Next door is a huge, statuesque Griffin Vulture, perched in classic vulture fashion on a gnarly branch. When he flies, the air pushed by his vast, powerful wings can be felt below. He is also recovered and ready to commence his life in the wild.
As the tour continued, a bit of wildlife magic happened. Fábia spotted a lovely chameleon, camouflaged in an oleander bush. She called the staff over to enjoy the beautiful sight. One of Portugal’s most precious creatures is the remarkable Mediterranean chameleon which inhabits the coastal areas of the country’s sun-drenched southern shoreline.
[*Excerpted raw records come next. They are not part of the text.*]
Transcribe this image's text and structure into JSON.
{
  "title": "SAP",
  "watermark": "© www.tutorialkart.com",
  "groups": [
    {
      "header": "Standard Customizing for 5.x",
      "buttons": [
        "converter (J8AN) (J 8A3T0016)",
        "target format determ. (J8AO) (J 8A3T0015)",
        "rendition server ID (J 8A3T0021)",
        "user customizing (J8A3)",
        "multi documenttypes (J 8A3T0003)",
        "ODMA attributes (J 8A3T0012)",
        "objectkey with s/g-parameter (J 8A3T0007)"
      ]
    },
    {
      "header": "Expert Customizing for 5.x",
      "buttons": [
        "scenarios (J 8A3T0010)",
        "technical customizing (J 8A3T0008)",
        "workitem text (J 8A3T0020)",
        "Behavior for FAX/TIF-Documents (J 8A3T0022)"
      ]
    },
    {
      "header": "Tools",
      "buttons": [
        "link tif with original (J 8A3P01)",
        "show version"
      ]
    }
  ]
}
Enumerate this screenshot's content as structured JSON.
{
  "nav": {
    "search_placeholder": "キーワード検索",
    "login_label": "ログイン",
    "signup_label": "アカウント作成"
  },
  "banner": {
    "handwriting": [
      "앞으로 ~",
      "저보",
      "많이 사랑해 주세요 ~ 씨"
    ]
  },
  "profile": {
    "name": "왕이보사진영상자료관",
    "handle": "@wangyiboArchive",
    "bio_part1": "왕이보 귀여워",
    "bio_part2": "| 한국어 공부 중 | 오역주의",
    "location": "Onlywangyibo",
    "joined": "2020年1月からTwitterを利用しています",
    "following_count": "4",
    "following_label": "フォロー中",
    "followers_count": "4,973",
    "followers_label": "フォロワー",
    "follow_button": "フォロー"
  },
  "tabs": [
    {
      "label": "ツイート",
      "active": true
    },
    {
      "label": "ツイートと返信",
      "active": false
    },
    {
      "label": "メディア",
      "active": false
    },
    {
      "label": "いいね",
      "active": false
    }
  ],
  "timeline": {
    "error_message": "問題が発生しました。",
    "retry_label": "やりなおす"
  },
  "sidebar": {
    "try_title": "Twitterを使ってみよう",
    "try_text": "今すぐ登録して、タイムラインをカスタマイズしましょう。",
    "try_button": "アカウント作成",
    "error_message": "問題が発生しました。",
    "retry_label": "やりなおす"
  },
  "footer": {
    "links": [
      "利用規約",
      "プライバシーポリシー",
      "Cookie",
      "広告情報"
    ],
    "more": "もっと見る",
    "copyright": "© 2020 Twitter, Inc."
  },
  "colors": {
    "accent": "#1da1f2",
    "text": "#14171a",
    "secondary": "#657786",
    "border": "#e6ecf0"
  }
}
The chameleon also happens to be the mascot occuping the RIAS sign and logo, so it was a great way to end my wonderful tour.
What to do if you see an injured wild animal
The RIAS website/blog has instructions for the public to follow:
“If you feel safe enough to handle the animal, approach it cautiously and capture it using a towel, piece of clothing or blanket to cover the animal’s head (this avoids visual stimuli, calming the animal). Pay close attention to the beak/snout and claws to avoid being hurt. Place the animal in a perforated cardboard box, preferably just a little larger than the animal. If you don’t have a box, wrap the towel around the animal to limit its movements, in order to protect you and the animal. Until delivery, keep the animal in a calm, dark and warm place, but remember that you should not keep the animal in your possession for longer than strictly necessary. If you can, transport the animal to RIAS.
“If you are unable to transport the animal to RIAS, deliver it to the local GNR post, where the animal will be collected by ICNF (Park Rangers), through nature guards.
“If you do not feel comfortable handling the animal, monitor it as much as possible to ensure its safety and contact the competent authorities to collect the animal: You can call your local GNR post, or call the nearest ICNF.”
As a non-profit, RIAS is always eager to accept donations to help with their good work. If you wish to donate, please use the following simple methods:
MBWay to RIAS: +351 927 659 313
Bank Transfer: IBAN PT50 0035 0555 0004 8770 8302 8
BIC SWIFT CGDIPTPL (Caixa Geral de Depósitos de Olhão)
Please send proof of transfer by email to [email protected]
By Eric Roth
Eric Roth is a lifelong photojournalist who has recently emigrated from Boston, USA to the Algarve. He loves nature and wildlife. 926 742 687 | [email protected]